Component data from apps and pages =

::::

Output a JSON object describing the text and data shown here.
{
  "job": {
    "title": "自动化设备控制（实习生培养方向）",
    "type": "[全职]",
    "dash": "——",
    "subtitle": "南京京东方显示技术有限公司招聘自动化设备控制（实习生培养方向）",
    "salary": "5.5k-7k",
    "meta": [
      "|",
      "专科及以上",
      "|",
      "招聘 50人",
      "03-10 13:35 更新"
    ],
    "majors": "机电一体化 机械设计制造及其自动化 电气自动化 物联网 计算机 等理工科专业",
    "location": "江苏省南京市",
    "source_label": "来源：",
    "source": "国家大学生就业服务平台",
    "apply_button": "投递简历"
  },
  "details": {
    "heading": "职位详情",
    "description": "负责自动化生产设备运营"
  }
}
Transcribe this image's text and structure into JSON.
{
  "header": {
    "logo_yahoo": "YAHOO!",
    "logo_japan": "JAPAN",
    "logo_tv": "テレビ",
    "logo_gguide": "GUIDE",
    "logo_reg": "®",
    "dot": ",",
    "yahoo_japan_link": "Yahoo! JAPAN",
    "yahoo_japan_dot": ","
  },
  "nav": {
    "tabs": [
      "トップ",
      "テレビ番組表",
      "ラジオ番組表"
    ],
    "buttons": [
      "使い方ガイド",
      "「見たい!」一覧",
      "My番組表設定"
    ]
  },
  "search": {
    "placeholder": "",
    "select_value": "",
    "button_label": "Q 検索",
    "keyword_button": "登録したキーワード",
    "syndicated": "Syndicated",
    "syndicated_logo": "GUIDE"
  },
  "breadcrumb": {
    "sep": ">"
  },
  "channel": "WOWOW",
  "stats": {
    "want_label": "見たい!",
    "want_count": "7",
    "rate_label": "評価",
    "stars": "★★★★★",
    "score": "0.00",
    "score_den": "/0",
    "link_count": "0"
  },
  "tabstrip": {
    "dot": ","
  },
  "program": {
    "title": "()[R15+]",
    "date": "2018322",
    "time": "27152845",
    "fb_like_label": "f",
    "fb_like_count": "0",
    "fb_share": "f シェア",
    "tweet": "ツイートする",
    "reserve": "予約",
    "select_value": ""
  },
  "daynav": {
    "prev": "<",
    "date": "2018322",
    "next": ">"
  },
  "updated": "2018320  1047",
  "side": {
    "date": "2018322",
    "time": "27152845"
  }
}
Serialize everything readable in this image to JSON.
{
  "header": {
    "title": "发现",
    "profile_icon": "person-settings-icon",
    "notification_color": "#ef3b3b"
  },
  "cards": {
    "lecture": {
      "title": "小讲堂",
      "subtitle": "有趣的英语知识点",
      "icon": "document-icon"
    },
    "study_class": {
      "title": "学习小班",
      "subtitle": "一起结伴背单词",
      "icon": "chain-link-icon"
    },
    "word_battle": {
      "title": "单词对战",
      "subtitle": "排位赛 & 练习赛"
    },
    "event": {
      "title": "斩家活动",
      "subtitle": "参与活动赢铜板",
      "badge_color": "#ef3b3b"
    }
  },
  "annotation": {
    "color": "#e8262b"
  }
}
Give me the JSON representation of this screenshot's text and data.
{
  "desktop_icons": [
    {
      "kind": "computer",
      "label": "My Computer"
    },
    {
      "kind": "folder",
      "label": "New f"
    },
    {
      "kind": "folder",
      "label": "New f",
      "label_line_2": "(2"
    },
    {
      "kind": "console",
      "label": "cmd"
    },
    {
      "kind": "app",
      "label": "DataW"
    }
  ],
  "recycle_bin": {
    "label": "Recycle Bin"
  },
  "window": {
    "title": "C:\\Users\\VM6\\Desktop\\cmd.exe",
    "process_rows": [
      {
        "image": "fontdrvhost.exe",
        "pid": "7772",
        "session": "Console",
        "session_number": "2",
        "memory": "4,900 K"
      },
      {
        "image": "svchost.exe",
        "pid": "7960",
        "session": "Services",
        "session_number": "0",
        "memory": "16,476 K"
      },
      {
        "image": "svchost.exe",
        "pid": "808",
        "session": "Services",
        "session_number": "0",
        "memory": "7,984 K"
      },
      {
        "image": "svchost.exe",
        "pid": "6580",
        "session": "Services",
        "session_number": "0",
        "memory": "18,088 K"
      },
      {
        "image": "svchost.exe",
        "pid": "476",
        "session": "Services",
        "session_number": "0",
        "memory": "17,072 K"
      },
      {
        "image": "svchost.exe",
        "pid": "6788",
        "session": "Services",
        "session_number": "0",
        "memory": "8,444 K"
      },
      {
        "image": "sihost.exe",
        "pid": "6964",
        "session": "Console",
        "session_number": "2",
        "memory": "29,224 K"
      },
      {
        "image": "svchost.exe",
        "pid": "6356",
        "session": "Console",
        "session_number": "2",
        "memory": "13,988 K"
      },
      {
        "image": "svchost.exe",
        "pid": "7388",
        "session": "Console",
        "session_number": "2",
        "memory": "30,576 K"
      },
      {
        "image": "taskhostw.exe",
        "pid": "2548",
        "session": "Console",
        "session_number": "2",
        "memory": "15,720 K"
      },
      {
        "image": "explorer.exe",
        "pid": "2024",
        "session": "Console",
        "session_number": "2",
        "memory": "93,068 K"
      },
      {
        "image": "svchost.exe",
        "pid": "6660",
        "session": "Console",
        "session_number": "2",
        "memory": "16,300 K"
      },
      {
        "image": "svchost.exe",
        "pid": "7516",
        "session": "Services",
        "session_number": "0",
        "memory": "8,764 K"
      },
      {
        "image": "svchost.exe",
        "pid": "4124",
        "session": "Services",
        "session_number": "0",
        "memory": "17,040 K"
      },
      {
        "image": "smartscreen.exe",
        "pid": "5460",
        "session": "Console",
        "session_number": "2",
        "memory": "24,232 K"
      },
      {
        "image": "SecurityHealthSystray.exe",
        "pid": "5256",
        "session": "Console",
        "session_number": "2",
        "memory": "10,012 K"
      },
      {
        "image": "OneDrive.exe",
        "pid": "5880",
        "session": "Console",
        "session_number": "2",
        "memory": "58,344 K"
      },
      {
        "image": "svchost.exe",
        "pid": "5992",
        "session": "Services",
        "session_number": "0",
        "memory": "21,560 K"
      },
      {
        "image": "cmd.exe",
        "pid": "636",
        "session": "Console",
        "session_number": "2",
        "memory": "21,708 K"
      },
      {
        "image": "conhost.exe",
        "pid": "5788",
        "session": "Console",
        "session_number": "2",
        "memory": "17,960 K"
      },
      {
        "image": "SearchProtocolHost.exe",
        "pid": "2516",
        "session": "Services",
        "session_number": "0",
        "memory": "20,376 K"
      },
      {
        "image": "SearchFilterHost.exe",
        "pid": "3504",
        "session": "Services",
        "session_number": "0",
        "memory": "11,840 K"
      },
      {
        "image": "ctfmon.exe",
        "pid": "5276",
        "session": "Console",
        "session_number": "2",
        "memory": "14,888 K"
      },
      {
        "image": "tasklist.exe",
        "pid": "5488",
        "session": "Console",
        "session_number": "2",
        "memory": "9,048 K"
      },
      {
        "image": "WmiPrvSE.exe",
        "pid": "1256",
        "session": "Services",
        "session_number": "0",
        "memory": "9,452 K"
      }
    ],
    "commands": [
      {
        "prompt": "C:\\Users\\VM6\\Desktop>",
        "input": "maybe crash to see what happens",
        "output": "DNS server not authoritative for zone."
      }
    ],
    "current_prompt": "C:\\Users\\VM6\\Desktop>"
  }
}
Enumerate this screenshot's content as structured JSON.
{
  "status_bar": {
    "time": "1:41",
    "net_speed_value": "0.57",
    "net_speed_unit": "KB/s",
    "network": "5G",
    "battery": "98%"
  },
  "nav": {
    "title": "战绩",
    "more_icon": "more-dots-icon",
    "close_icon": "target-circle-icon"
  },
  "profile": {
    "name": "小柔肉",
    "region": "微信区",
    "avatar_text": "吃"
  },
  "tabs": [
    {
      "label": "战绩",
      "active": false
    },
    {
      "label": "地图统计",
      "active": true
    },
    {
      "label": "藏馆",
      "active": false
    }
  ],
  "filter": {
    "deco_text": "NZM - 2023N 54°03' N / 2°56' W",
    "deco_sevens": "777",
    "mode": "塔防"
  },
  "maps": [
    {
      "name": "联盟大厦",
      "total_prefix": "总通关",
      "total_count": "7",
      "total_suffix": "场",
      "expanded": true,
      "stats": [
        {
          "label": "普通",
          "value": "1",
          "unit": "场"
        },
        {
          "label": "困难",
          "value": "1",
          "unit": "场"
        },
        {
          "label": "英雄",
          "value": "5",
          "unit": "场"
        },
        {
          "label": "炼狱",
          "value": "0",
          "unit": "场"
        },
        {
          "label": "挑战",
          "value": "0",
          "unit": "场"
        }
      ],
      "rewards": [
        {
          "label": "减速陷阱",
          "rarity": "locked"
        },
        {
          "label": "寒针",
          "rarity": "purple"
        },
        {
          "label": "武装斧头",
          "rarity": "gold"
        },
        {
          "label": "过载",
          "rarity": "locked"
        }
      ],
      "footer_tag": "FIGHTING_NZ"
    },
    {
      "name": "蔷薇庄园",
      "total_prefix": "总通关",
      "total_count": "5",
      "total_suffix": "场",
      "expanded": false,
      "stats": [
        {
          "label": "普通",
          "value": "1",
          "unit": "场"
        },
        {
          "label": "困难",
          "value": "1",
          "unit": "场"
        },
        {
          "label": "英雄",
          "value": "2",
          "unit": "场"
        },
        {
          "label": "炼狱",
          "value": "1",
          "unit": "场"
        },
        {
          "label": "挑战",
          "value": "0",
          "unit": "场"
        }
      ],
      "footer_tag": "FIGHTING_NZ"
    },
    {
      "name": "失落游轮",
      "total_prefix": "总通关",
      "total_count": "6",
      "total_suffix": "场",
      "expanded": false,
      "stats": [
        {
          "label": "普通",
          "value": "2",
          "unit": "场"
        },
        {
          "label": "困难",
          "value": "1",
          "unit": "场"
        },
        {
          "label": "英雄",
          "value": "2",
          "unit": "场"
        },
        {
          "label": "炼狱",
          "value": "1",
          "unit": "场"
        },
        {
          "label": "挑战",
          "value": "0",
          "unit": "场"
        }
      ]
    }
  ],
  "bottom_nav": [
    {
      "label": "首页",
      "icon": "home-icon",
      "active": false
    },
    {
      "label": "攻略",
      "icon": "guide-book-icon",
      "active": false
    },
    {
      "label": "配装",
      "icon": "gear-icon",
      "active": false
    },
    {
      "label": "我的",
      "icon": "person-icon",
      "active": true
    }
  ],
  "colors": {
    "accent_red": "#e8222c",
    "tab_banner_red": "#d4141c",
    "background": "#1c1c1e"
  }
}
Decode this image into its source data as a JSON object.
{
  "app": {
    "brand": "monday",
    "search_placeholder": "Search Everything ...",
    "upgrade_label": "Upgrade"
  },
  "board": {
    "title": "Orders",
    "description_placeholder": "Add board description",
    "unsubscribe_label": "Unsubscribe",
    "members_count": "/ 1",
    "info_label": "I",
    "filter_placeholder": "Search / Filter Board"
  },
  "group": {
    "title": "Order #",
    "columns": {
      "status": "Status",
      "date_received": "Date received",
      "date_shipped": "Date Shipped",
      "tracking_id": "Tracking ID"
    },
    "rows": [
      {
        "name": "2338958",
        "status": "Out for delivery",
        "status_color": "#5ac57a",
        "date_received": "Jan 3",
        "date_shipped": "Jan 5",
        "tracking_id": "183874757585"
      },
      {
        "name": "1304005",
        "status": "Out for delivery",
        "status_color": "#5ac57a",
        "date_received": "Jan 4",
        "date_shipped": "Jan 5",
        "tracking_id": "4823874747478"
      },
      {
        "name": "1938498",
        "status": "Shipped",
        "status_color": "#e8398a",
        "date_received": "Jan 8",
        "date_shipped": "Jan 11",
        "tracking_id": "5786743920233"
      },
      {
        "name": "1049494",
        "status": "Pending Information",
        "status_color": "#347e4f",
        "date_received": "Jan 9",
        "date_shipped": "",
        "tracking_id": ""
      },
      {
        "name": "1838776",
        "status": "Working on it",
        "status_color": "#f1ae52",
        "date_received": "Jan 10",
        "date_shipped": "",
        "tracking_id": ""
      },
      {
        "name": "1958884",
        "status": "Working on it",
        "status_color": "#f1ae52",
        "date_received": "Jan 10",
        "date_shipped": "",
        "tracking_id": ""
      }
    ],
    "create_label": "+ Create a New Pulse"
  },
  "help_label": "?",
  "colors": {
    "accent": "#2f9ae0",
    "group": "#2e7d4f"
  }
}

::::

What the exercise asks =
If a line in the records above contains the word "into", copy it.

Result of the task =
Transcribe this image's text and structure into JSON.
Decode this image into its source data as a JSON object.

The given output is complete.